- Extracted material -

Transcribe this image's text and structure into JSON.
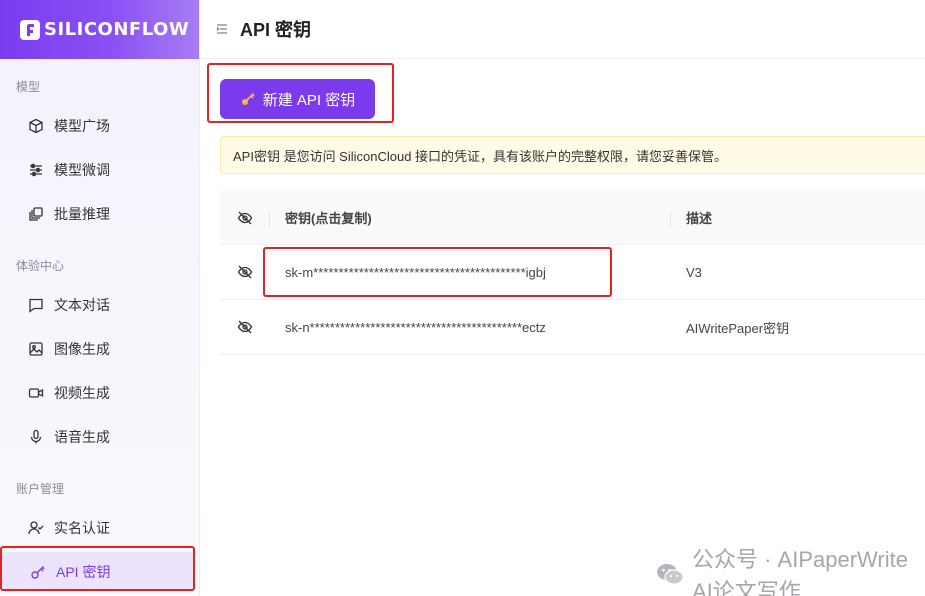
{
  "brand": {
    "logo_text": "SILICONFLOW"
  },
  "header": {
    "title": "API 密钥"
  },
  "sidebar": {
    "sections": [
      {
        "label": "模型"
      },
      {
        "label": "体验中心"
      },
      {
        "label": "账户管理"
      }
    ],
    "items": [
      {
        "label": "模型广场",
        "icon": "cube-icon"
      },
      {
        "label": "模型微调",
        "icon": "sliders-icon"
      },
      {
        "label": "批量推理",
        "icon": "layers-icon"
      },
      {
        "label": "文本对话",
        "icon": "chat-icon"
      },
      {
        "label": "图像生成",
        "icon": "image-icon"
      },
      {
        "label": "视频生成",
        "icon": "video-icon"
      },
      {
        "label": "语音生成",
        "icon": "microphone-icon"
      },
      {
        "label": "实名认证",
        "icon": "user-check-icon"
      },
      {
        "label": "API 密钥",
        "icon": "key-icon",
        "active": true
      }
    ]
  },
  "main": {
    "new_key_button": "新建 API 密钥",
    "notice": "API密钥 是您访问 SiliconCloud 接口的凭证，具有该账户的完整权限，请您妥善保管。",
    "table": {
      "columns": [
        "密钥(点击复制)",
        "描述"
      ],
      "rows": [
        {
          "key": "sk-m******************************************igbj",
          "description": "V3"
        },
        {
          "key": "sk-n******************************************ectz",
          "description": "AIWritePaper密钥"
        }
      ]
    }
  },
  "watermark": {
    "text": "公众号 · AIPaperWrite AI论文写作"
  },
  "colors": {
    "accent": "#7c3aed",
    "highlight_red": "#e52222",
    "notice_bg": "#fffbe6"
  }
}
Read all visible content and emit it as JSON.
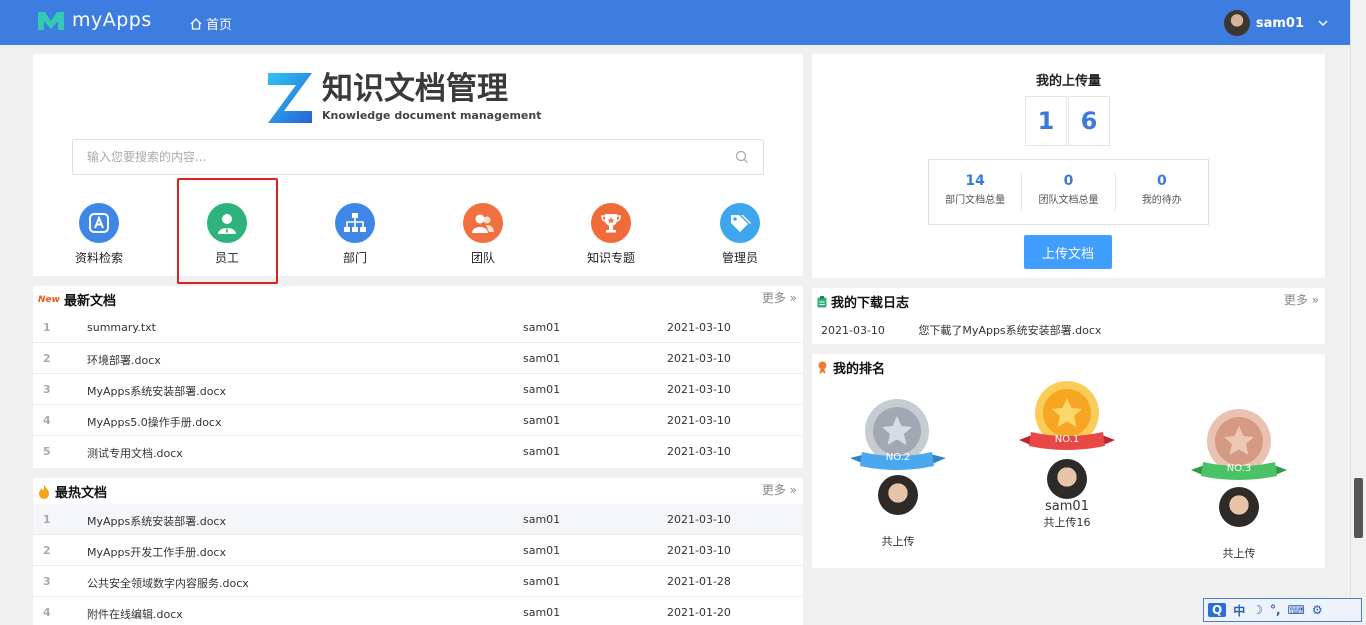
{
  "header": {
    "app_name": "myApps",
    "nav_home": "首页",
    "username": "sam01",
    "colors": {
      "bar": "#3d7de0"
    }
  },
  "brand": {
    "title": "知识文档管理",
    "subtitle": "Knowledge document management"
  },
  "search": {
    "placeholder": "输入您要搜索的内容..."
  },
  "quick_nav": [
    {
      "label": "资料检索",
      "icon": "search-doc-icon",
      "color": "#3f87e6"
    },
    {
      "label": "员工",
      "icon": "employee-icon",
      "color": "#2fb37c"
    },
    {
      "label": "部门",
      "icon": "org-chart-icon",
      "color": "#3f87e6"
    },
    {
      "label": "团队",
      "icon": "team-icon",
      "color": "#f07040"
    },
    {
      "label": "知识专题",
      "icon": "trophy-icon",
      "color": "#f06a3a"
    },
    {
      "label": "管理员",
      "icon": "tag-icon",
      "color": "#3fa6ee"
    }
  ],
  "upload_stats": {
    "title": "我的上传量",
    "digits": [
      "1",
      "6"
    ],
    "stats": [
      {
        "value": "14",
        "label": "部门文档总量"
      },
      {
        "value": "0",
        "label": "团队文档总量"
      },
      {
        "value": "0",
        "label": "我的待办"
      }
    ],
    "button": "上传文档"
  },
  "latest_docs": {
    "badge": "New",
    "title": "最新文档",
    "more": "更多",
    "rows": [
      {
        "n": "1",
        "name": "summary.txt",
        "author": "sam01",
        "date": "2021-03-10"
      },
      {
        "n": "2",
        "name": "环境部署.docx",
        "author": "sam01",
        "date": "2021-03-10"
      },
      {
        "n": "3",
        "name": "MyApps系统安装部署.docx",
        "author": "sam01",
        "date": "2021-03-10"
      },
      {
        "n": "4",
        "name": "MyApps5.0操作手册.docx",
        "author": "sam01",
        "date": "2021-03-10"
      },
      {
        "n": "5",
        "name": "测试专用文档.docx",
        "author": "sam01",
        "date": "2021-03-10"
      }
    ]
  },
  "hot_docs": {
    "title": "最热文档",
    "more": "更多",
    "rows": [
      {
        "n": "1",
        "name": "MyApps系统安装部署.docx",
        "author": "sam01",
        "date": "2021-03-10"
      },
      {
        "n": "2",
        "name": "MyApps开发工作手册.docx",
        "author": "sam01",
        "date": "2021-03-10"
      },
      {
        "n": "3",
        "name": "公共安全领域数字内容服务.docx",
        "author": "sam01",
        "date": "2021-01-28"
      },
      {
        "n": "4",
        "name": "附件在线编辑.docx",
        "author": "sam01",
        "date": "2021-01-20"
      }
    ]
  },
  "download_log": {
    "title": "我的下载日志",
    "more": "更多",
    "entries": [
      {
        "date": "2021-03-10",
        "text": "您下載了MyApps系统安装部署.docx"
      }
    ]
  },
  "ranking": {
    "title": "我的排名",
    "places": [
      {
        "badge": "NO.2",
        "name": "",
        "count": "共上传",
        "medal": "#b8bcc4",
        "ribbon": "#3fa3ea"
      },
      {
        "badge": "NO.1",
        "name": "sam01",
        "count": "共上传16",
        "medal": "#f5b631",
        "ribbon": "#e94845"
      },
      {
        "badge": "NO.3",
        "name": "",
        "count": "共上传",
        "medal": "#d9a894",
        "ribbon": "#4cc266"
      }
    ]
  },
  "ime": {
    "items": [
      "中",
      "☽",
      "°,",
      "⌨",
      "⚙"
    ]
  }
}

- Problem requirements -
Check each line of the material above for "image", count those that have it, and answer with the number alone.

- Task solution -
2